Plus, besides giving you opportunities for valuable data capture and branding, self-hosting also means having the opportunity to replay the event as a “rerun” sometime down the line and generate new sales or repurpose the content in another way.
Naturally, harnessing the power of livestream shopping as a brand has its challenges as well. Today, most eCommerce companies use a variety of channels to advertise and sell a vast number of products — and while livestream shopping is an important channel, it’s not the only one.
In light of that, well-maintained data feeds are becoming increasingly important for eCommerce companies that want to stay effective, efficient, and ultimately — competitive. That’s why product feed management tools have become popular with brands that want an easy way to bring their data from various channels together into a coherent whole.
There’s no social shopping in 2022 without social media — which is why using the built-in livestream shopping features of the major players like Instagram and Facebook is important. And that’s a great idea even if you have a self-hosted platform of your own — you can still livestream the events on Facebook and Instagram as well to maximize viewership.
Of course, YouTube is leading the way here — but Facebook, TikTok, Instagram, and even more niche websites like Twitch are getting into livestream shopping as well. For instance, Instagram Live Shopping is now a built-in option for US-based creators and brands with business accounts — and Facebook Live Shopping works in a similar way.
Any successful livestream shopping event has two key elements: audience interaction and product demos. However, the rest of the details are up to individual brands — which opens up plenty of opportunities for unique and engaging content.
Home Depot has started livestreaming DIY tutorials — and beauty brands can do the same with makeup. Also, brands that rely more on influencer marketing can host Q&As and interviews.
Just keep one thing in mind: no matter how the content is presented, it still needs to be entertaining. And that’s the main difference between livestreaming shopping and the home shopping networks of the 70s.
Today, audiences have dozens of cable channels to choose from when they watch TV — not to mention the infinite avenues of online entertainment.
So, they won’t watch something that’s not entertaining, regardless of their affinity towards a specific brand. If you’re going to captivate today’s short-attention-span audiences, you will need to create content that informs and entertains.
Keeping it personal
Even if a livestream is being watched by a million viewers, the people presenting your products should still keep it personal and treat the format as if they were speaking to a single individual.

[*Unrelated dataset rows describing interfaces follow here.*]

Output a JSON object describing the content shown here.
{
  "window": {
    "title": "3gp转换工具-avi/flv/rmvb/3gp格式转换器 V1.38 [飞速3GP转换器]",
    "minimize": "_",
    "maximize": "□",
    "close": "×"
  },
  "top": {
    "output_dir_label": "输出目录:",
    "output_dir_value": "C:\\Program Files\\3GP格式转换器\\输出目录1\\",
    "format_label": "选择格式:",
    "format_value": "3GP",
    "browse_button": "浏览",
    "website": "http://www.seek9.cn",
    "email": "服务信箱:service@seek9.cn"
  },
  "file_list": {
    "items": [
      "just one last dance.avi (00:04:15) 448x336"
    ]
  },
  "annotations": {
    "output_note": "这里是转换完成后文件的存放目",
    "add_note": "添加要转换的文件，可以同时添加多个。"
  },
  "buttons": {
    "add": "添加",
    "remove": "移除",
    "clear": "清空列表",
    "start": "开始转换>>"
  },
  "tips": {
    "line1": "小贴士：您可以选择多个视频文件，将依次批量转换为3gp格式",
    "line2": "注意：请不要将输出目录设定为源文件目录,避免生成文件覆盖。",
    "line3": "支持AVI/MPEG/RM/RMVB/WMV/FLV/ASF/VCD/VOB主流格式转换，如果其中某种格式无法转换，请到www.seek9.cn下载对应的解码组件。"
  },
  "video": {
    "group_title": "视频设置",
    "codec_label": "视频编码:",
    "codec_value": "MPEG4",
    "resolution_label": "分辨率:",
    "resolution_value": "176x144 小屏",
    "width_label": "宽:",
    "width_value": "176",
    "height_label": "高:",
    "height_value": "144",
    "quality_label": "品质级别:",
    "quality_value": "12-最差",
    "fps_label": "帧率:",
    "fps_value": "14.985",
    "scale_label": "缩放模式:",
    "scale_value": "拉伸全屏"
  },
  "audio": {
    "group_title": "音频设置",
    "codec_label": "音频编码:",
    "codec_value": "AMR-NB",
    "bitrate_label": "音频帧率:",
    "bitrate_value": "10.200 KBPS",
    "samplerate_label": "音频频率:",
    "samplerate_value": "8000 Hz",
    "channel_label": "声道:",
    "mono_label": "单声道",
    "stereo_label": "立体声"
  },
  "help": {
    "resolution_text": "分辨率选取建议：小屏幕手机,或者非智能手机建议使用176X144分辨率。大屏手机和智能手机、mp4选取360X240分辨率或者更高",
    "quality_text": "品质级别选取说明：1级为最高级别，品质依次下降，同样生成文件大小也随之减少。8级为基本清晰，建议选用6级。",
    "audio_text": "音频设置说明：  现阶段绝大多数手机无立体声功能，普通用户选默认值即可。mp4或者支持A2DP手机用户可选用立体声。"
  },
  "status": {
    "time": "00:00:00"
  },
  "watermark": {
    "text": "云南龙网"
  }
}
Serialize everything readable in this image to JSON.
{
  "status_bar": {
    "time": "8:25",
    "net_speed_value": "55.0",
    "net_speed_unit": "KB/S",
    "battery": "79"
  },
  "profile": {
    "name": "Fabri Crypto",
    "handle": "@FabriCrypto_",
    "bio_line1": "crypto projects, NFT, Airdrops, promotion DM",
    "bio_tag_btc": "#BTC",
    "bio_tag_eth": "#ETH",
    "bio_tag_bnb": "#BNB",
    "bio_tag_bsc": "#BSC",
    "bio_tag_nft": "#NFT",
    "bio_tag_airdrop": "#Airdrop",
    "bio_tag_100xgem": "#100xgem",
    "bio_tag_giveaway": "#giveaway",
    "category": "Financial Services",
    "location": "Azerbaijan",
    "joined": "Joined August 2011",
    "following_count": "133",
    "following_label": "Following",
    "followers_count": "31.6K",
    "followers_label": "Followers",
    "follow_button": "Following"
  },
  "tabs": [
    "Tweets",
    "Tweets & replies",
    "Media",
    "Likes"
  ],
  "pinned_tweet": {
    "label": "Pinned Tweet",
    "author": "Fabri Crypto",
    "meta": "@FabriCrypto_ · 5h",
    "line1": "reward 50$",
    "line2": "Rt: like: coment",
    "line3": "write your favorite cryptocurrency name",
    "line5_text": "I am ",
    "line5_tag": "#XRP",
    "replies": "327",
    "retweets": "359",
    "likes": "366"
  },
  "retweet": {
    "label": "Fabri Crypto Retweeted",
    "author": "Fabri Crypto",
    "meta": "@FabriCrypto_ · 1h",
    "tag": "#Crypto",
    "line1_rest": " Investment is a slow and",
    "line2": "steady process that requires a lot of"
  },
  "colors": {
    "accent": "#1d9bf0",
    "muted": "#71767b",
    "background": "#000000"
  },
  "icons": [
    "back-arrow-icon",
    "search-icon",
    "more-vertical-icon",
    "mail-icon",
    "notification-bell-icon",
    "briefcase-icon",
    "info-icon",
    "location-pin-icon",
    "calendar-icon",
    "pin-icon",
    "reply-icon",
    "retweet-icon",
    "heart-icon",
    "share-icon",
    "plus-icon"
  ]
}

Addressing the viewership directly, with a lot of “you” is the way to go in the age of social media and personalized content.
Nike is an excellent example of this with its iconic “Just do it” tagline and its constant direct addressing of its customers.
Of course, the focus is still on the content itself — if you’re selling a beauty product, you need to paint a picture of what it's like to use it in everyday life. But it should be about how the viewer would feel; not about what the presenters are feeling at the moment.
Ecommerce is convenient and easy — but the lack of a human element and interaction means the experience still leaves something to be desired.
However, livestream shopping fixes all of that by bringing people and the way they use the advertised products back into the center of online marketing. It gives just the right dose of human contact in an otherwise somewhat lifeless buying interaction.
Because of this, in the post-COVID era, livestream shopping and its future iterations will become one of the central pillars of ecommerce.